NHS pension scheme:Flexible retirement rules to change in April 2023

As of April 2023, it is proposed that members of the 1995 and 2008 sections of the NHS pension scheme can access their pension and lump sum without the need to ‘retire and return’. Instead, members will be able to continue to work without a change or break in service.Will the new flexible retirement rules affect you?

This decision will allow the continuation of permanent employment contracts and the ability to retain any CEAs or discretionary points. Those employees who have taken their pension from the 1995 section will be able to join the 2015 scheme and continue contributing towards a pension. One of the barriers to drawing a pension early has always been the loss of employment rights, moving to fixed-term contracts and the loss of awards.

Changes to flexible retirement rules should attract and retain staff

These new proposals are aimed at better staff retention and greater flexibility for medics whilst helping employers retain their most experienced staff. This more flexible approach supports a healthy work-life balance, especially for those heading towards the end of their careers and retirement

The full details of the changes are not available yet. However, it is thought there will also be the ability to change the ratio of pensionable to non-pensionable pay to prevent annual allowance tax charges

It is being mooted that there would need to be a reduction in pensionable pay of 10%. The details of how this would happen have also not been clarified as yet, so keep checking our blogs as we will let you know as soon as we know the small print.
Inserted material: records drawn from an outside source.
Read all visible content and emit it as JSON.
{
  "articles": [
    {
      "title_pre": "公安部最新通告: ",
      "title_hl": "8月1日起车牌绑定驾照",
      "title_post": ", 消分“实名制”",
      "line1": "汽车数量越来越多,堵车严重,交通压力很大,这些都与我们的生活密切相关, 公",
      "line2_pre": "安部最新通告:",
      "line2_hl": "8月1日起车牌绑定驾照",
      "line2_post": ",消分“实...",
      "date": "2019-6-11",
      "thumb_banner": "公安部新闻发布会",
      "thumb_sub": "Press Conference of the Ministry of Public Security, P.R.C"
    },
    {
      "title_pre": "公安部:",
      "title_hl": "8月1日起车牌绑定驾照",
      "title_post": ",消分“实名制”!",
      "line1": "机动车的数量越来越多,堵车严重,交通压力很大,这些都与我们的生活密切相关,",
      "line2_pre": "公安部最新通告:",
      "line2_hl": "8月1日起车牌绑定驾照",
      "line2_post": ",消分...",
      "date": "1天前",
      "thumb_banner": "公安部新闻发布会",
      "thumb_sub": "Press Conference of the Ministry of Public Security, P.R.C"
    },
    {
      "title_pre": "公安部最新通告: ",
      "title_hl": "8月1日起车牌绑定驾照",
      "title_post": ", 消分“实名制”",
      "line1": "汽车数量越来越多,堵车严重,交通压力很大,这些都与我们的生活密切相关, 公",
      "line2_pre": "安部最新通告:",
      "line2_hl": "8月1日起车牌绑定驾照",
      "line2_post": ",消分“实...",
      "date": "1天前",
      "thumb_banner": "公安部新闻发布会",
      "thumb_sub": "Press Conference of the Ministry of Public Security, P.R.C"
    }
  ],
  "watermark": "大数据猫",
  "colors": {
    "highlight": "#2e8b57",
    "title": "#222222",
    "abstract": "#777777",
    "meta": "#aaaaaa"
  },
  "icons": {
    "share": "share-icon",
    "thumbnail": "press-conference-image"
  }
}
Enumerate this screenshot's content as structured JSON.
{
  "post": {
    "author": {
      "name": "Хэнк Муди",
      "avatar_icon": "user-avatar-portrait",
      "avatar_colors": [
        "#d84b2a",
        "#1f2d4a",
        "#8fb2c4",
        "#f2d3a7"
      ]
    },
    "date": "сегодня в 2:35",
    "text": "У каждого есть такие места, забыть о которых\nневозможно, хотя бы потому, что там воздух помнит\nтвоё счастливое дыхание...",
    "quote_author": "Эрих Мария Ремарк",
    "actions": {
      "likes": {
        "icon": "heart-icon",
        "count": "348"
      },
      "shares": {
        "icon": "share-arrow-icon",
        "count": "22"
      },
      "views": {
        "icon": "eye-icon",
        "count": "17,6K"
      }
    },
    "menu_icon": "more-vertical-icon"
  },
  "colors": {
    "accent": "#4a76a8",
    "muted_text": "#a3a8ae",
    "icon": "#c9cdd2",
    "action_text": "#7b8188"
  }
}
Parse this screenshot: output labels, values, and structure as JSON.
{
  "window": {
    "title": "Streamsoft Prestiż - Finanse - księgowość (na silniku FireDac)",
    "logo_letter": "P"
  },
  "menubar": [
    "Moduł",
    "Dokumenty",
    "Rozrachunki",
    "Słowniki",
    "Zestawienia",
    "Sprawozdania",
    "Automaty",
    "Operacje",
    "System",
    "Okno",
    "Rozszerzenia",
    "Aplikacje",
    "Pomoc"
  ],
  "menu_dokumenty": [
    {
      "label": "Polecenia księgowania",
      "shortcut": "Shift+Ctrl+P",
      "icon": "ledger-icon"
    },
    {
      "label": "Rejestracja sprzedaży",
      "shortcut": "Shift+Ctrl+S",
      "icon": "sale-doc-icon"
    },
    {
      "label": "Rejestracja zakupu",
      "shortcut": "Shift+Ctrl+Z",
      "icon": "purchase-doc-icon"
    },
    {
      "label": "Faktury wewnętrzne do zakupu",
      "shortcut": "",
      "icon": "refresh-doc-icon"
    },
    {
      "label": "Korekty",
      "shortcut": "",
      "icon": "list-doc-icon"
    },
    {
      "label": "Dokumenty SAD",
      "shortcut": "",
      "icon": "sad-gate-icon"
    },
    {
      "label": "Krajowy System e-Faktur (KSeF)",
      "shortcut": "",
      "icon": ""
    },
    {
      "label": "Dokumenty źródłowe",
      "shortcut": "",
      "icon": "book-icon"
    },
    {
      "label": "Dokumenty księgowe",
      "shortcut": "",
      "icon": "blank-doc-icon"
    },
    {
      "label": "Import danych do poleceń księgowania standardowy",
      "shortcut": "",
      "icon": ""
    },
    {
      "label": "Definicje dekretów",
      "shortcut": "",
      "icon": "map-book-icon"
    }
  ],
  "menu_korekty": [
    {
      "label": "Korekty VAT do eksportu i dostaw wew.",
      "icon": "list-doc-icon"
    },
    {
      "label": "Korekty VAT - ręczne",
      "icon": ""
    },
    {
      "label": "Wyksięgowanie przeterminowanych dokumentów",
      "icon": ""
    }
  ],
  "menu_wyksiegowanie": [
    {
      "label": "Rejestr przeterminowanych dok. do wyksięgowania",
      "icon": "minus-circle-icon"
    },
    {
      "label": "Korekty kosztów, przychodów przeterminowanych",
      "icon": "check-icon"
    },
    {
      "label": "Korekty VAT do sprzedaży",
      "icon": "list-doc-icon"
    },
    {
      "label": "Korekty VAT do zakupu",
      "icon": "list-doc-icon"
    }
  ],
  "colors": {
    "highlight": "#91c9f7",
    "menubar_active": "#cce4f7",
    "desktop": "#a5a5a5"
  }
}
Anyone past a normal retirement age but continuing to work may especially like to reconsider their position and discuss their options with their relative pros and cons with their advisor. 

If you think flexible retirement rules may suit you we recommend speaking with your Legal & Medical Adviser to discuss the option as there are potential implications for your Lifetime allowance that would need to be discussed, amongst other areas.

Will the suggested changes help retain staff? Let us know by leaving a comment below.

This article is not specific advice and full consideration of your complete situation is essential.

Leave a reply

Your email address will not be published. The name, email and comment fields are required.

We use cookies to ensure that we give you the best experience on our website. If you continue we'll assume that you are happy to receive all cookies from this website. Read more Close